US5999446 *Dec 29, 1997Dec 7, 1999Sandisk CorporationMulti-state flash EEprom system with selective multi-sector erase
US6462992Jan 18, 2001Oct 8, 2002Sandisk CorporationFlash EEprom system
US6813682Sep 25, 2001Nov 2, 2004Steven BressWrite protection for computer long-term memory devices
US6828693 *Feb 5, 2002Dec 7, 2004Leopold Kostal Gmbh & Co. KgElectric circuit
US6857068 *Jun 21, 2000Feb 15, 2005Telefonaktiebolaget Lm Ericsson (Publ)System and method for data processing by executing a security program routine initially stored in a protected part of irreversibly blocked memory upon start-up
US6948789 *Jan 23, 2002Sep 27, 2005Canon Kabushiki KaishaHead substrate having data memory, printing head, printing apparatus and producing method therefor

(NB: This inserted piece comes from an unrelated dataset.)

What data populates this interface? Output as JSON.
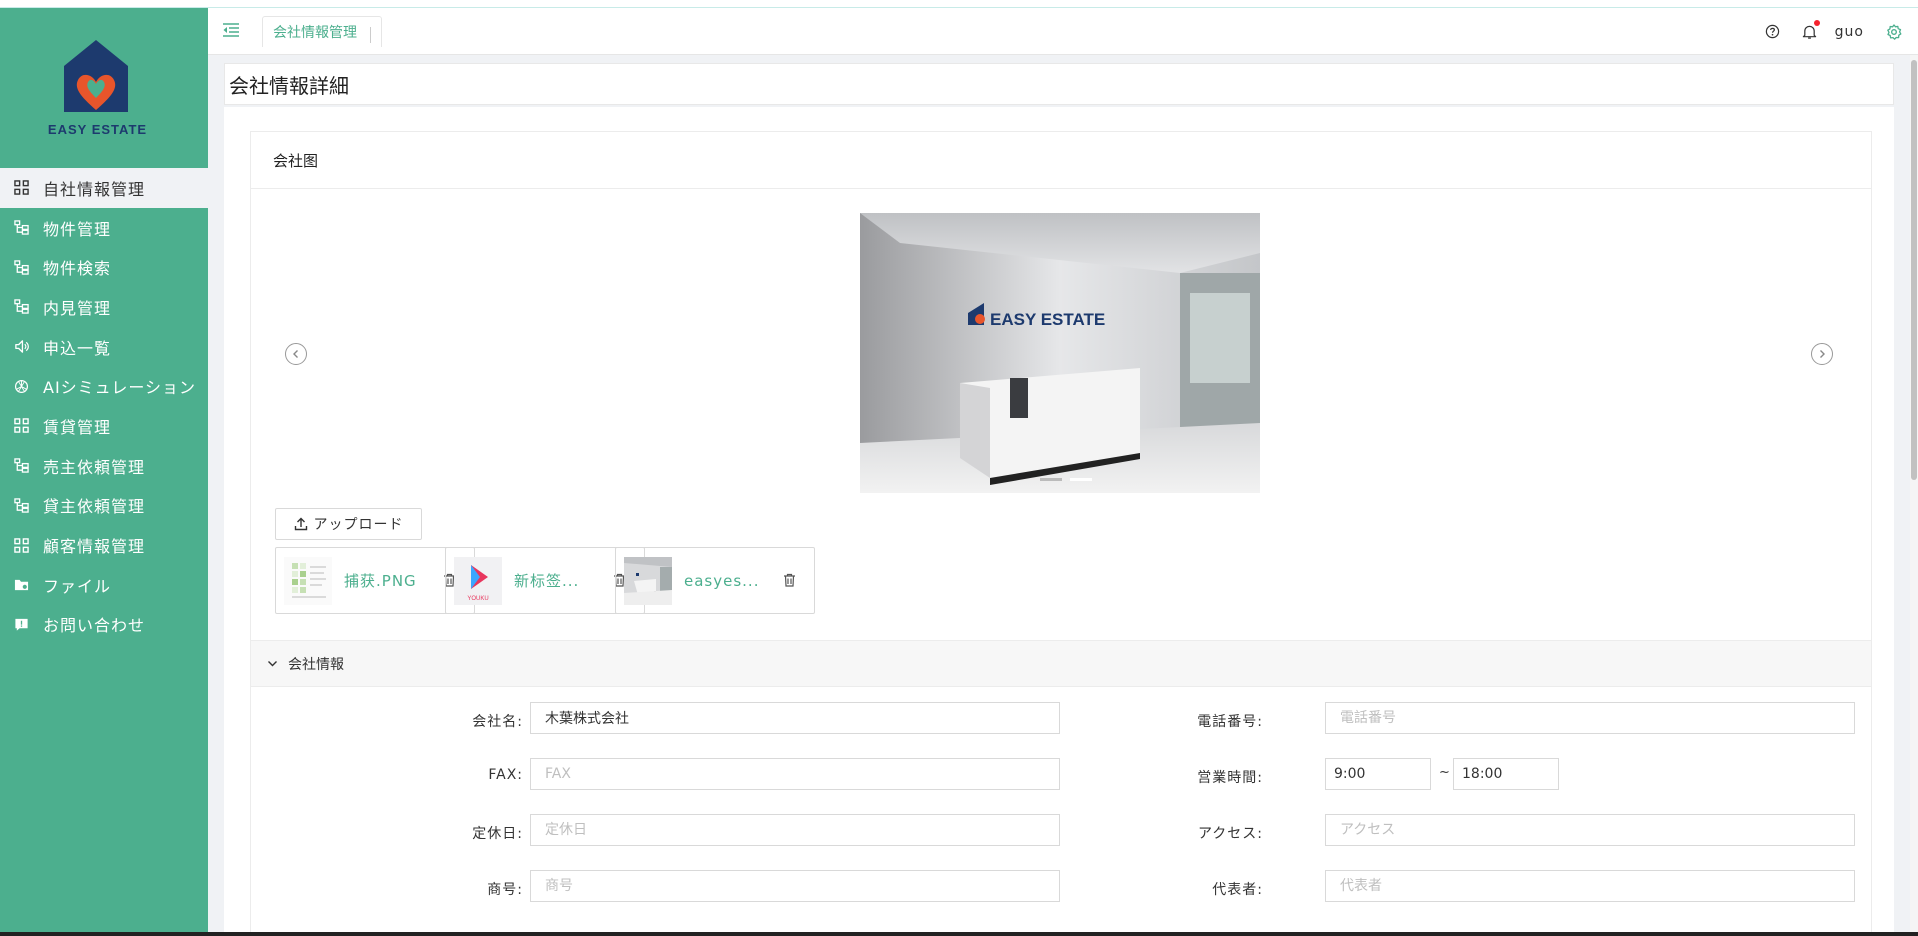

US7308547 *Jul 30, 2003Dec 11, 2007Agilent Technologies, Inc.Apparatus and method for control of write filter
US7460399Jul 13, 1998Dec 2, 2008Sandisk CorporationFlash EEprom system

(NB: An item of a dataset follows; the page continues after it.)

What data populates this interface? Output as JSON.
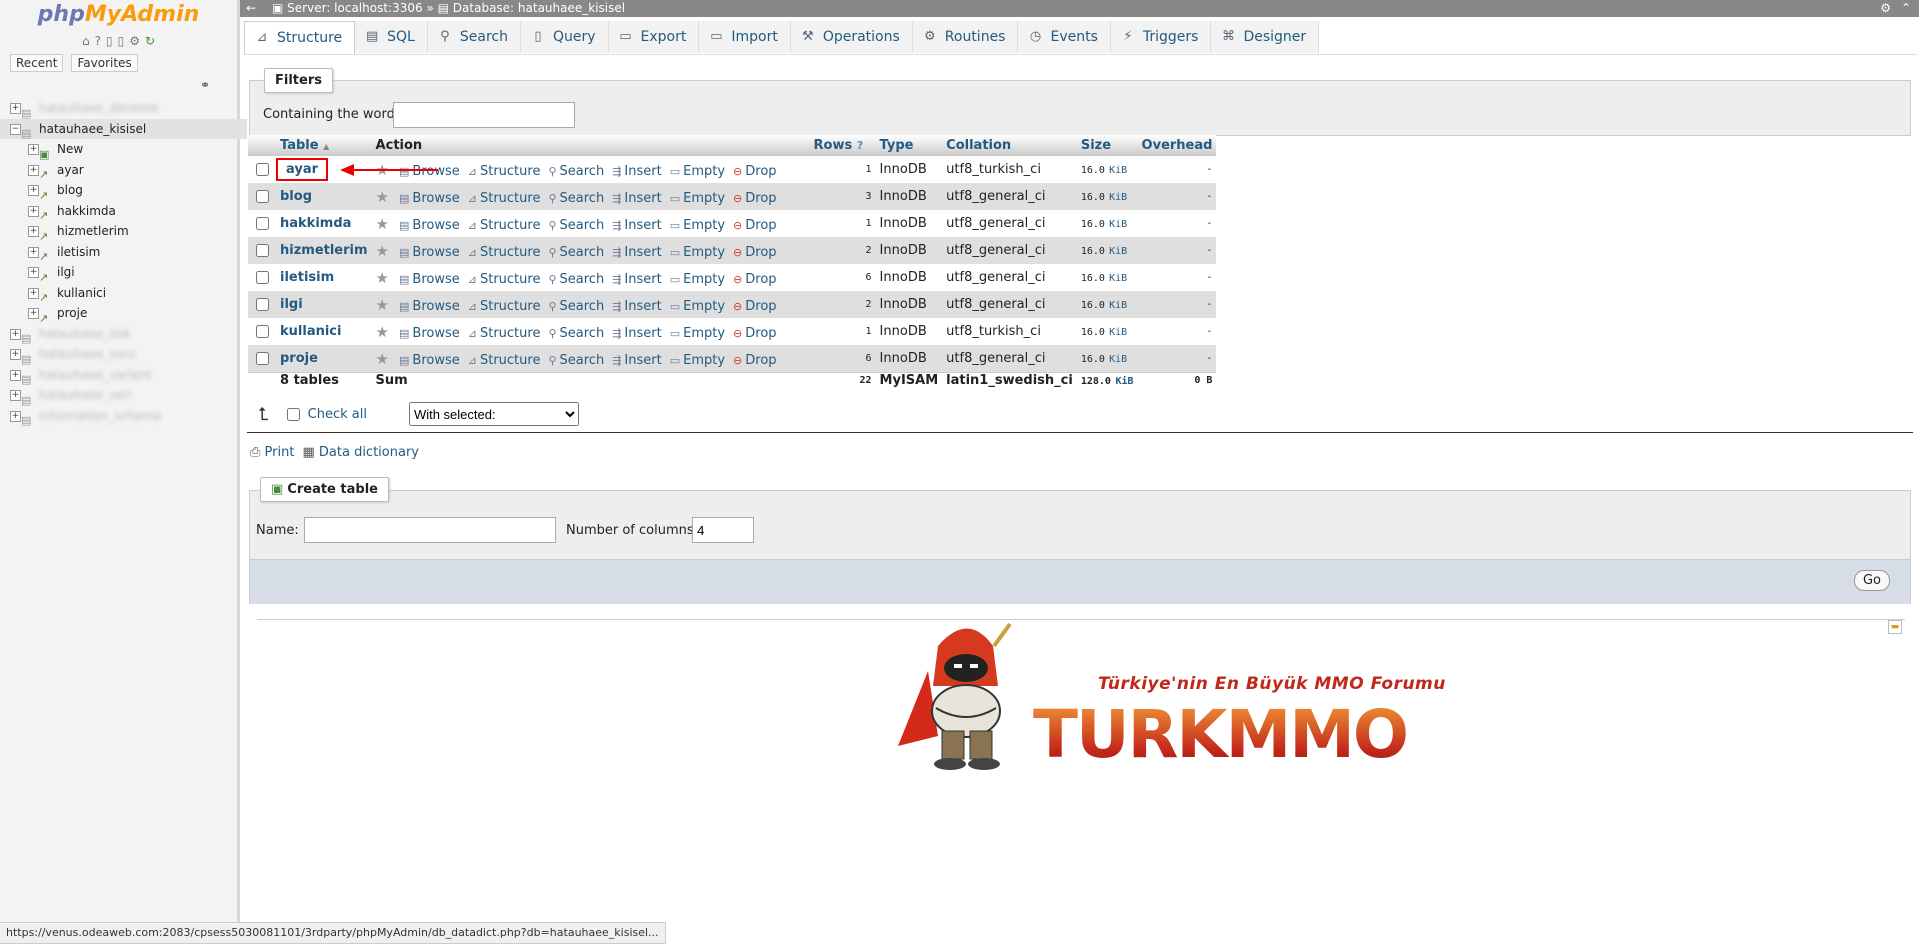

US8090904Feb 2, 2009Jan 3, 2012Cru Acquisition Group, LlcReduced hard-drive-capacity detection device
US20120311263 *Jun 4, 2011Dec 6, 2012Microsoft CorporationSector-based write filtering with selective file and registry exclusions

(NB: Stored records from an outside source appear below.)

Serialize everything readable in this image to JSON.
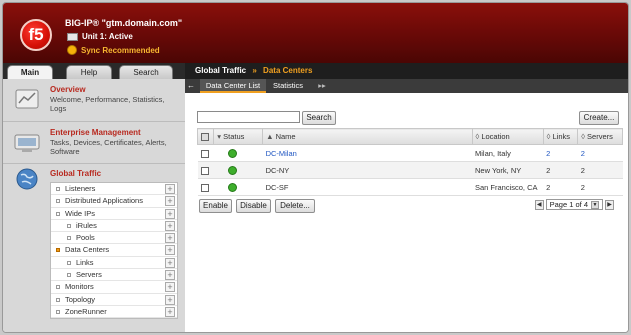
{
  "header": {
    "hostname": "BIG-IP® \"gtm.domain.com\"",
    "unit": "Unit 1: Active",
    "sync_status": "Sync Recommended",
    "logo_text": "f5"
  },
  "left_tabs": [
    "Main",
    "Help",
    "Search"
  ],
  "sidebar": {
    "sections": [
      {
        "title": "Overview",
        "desc": "Welcome, Performance, Statistics, Logs"
      },
      {
        "title": "Enterprise Management",
        "desc": "Tasks, Devices, Certificates, Alerts, Software"
      },
      {
        "title": "Global Traffic",
        "desc": ""
      }
    ],
    "global_traffic_items": [
      {
        "label": "Listeners",
        "indent": 0,
        "active": false
      },
      {
        "label": "Distributed Applications",
        "indent": 0,
        "active": false
      },
      {
        "label": "Wide IPs",
        "indent": 0,
        "active": false
      },
      {
        "label": "iRules",
        "indent": 1,
        "active": false
      },
      {
        "label": "Pools",
        "indent": 1,
        "active": false
      },
      {
        "label": "Data Centers",
        "indent": 0,
        "active": true
      },
      {
        "label": "Links",
        "indent": 1,
        "active": false
      },
      {
        "label": "Servers",
        "indent": 1,
        "active": false
      },
      {
        "label": "Monitors",
        "indent": 0,
        "active": false
      },
      {
        "label": "Topology",
        "indent": 0,
        "active": false
      },
      {
        "label": "ZoneRunner",
        "indent": 0,
        "active": false
      }
    ]
  },
  "breadcrumb": {
    "section": "Global Traffic",
    "separator": "»",
    "page": "Data Centers"
  },
  "subtabs": [
    "Data Center List",
    "Statistics"
  ],
  "toolbar": {
    "search_button": "Search",
    "create_button": "Create...",
    "search_value": ""
  },
  "table": {
    "headers": {
      "status": "Status",
      "name": "Name",
      "location": "Location",
      "links": "Links",
      "servers": "Servers"
    },
    "rows": [
      {
        "name": "DC-Milan",
        "location": "Milan, Italy",
        "links": "2",
        "servers": "2",
        "linked": true
      },
      {
        "name": "DC-NY",
        "location": "New York, NY",
        "links": "2",
        "servers": "2",
        "linked": false
      },
      {
        "name": "DC-SF",
        "location": "San Francisco, CA",
        "links": "2",
        "servers": "2",
        "linked": false
      }
    ]
  },
  "actions": {
    "enable": "Enable",
    "disable": "Disable",
    "delete": "Delete..."
  },
  "pager": {
    "label": "Page 1 of 4"
  },
  "colors": {
    "brand_red": "#8a0f0b",
    "accent_orange": "#f0a020",
    "status_green": "#3eae2c",
    "link_blue": "#1f56c2"
  }
}
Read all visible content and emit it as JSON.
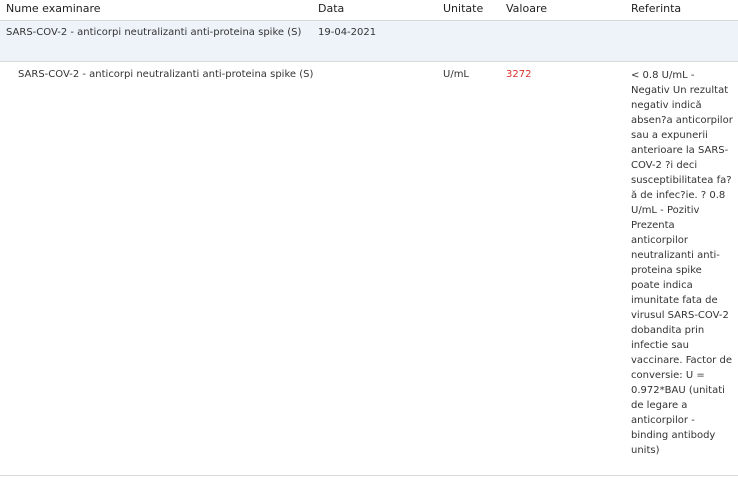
{
  "table": {
    "headers": {
      "name": "Nume examinare",
      "date": "Data",
      "unit": "Unitate",
      "value": "Valoare",
      "reference": "Referinta"
    },
    "group": {
      "name": "SARS-COV-2 - anticorpi neutralizanti anti-proteina spike (S)",
      "date": "19-04-2021"
    },
    "test": {
      "name": "SARS-COV-2 - anticorpi neutralizanti anti-proteina spike (S)",
      "unit": "U/mL",
      "value": "3272",
      "reference": "< 0.8 U/mL - Negativ Un rezultat negativ indică absen?a anticorpilor sau a expunerii anterioare la SARS-COV-2 ?i deci susceptibilitatea fa?ă de infec?ie. ? 0.8 U/mL - Pozitiv Prezenta anticorpilor neutralizanti anti-proteina spike poate indica imunitate fata de virusul SARS-COV-2 dobandita prin infectie sau vaccinare. Factor de conversie: U = 0.972*BAU (unitati de legare a anticorpilor - binding antibody units)"
    },
    "colors": {
      "abnormal_value": "#d9312b",
      "group_background": "#eef3fa"
    }
  }
}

WO1994020897A1 *Mar 11, 1994Sep 15, 1994Canada Minister DefenceHardware protection control for computer storage devices
Classifications
U.S. Classification365/195, 365/185.04, 365/185.02, 365/230.03
International ClassificationG11C16/02, G11C7/24, G11C17/00, G11C16/22, G06F21/02, G06F12/14
Cooperative ClassificationG11C16/22, G11C7/24
European ClassificationG11C7/24, G11C16/22
Legal Events
DateCodeEventDescription
Aug 1, 2000FPAYFee payment
Year of fee payment: 12
Jul 31, 1996FPAYFee payment
Year of fee payment: 8
Apr 2, 1992FPAYFee payment
Year of fee payment: 4
Jan 9, 1990CCCertificate of correction
Jan 29, 1988ASAssignment
Owner name: SARTORIUS GMBH, WEENDER LANDSTR. 94-108 3400-GOTTI
Free format text: ASSIGNMENT OF ASSIGNORS INTEREST.;ASSIGNORS:KNOTHE, ERICH;MELCHER, FRANZ-JOSEF;OLDENDORF, CHRISTIAN;REEL/FRAME:004823/0133
Effective date: 19860624
Owner name: SARTORIUS GMBH,GERMANY
Free format text: ASSIGNMENT OF ASSIGNORS INTEREST;ASSIGNORS:KNOTHE, ERICH;MELCHER, FRANZ-JOSEF;OLDENDORF, CHRISTIAN;REEL/FRAME:004823/0133